• _EXERCISE_: Once every line in the data that follows has been checked for the word "Cases", give only the number of lines that hold it.

··· RECORDS SHOWN ···

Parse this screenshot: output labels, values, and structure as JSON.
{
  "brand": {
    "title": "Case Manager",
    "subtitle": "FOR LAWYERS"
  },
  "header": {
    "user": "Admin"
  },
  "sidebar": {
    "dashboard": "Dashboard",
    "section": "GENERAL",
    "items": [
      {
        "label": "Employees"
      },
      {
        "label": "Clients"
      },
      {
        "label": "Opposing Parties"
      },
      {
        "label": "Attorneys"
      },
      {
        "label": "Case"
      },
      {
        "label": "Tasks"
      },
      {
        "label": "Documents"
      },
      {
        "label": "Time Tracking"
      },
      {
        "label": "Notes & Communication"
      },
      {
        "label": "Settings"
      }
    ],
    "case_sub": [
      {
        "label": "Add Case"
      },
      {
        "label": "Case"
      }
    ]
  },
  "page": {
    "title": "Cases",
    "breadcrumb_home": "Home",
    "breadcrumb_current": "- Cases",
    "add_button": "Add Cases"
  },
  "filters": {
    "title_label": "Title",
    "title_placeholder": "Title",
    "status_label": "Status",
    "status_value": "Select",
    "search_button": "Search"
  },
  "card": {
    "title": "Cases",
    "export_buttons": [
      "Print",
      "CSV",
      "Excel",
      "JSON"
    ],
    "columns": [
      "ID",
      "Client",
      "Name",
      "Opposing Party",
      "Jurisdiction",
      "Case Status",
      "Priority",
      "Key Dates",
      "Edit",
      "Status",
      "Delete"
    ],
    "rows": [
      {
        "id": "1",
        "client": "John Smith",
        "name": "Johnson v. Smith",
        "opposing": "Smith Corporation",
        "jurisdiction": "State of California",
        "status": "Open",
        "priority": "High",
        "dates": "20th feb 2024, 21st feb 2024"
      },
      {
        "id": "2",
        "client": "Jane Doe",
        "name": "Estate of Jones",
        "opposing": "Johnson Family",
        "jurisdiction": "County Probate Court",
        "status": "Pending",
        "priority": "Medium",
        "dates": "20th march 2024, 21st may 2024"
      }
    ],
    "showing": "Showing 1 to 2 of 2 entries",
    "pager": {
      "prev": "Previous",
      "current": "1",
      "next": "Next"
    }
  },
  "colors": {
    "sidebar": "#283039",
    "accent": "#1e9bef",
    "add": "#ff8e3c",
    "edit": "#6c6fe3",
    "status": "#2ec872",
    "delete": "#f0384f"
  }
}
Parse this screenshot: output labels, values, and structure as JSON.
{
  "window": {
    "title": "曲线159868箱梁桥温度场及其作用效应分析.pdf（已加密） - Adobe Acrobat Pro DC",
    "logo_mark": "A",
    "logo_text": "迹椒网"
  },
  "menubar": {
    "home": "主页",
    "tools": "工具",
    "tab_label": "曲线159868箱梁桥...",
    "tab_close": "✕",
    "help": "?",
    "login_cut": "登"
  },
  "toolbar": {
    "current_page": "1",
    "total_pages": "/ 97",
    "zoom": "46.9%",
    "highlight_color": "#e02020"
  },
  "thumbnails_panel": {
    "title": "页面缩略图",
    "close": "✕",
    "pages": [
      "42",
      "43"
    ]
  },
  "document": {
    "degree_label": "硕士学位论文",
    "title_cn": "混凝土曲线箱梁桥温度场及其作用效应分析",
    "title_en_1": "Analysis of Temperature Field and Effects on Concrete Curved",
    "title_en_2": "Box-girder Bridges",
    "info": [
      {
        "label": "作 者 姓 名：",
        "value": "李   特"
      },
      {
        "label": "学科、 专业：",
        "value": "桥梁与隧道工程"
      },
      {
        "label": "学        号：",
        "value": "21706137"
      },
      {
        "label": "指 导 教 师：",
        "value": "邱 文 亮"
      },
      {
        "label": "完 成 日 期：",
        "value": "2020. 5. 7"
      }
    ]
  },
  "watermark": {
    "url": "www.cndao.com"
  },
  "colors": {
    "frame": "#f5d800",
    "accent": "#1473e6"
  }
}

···

• _RESPONSE TO THE TASK_: 4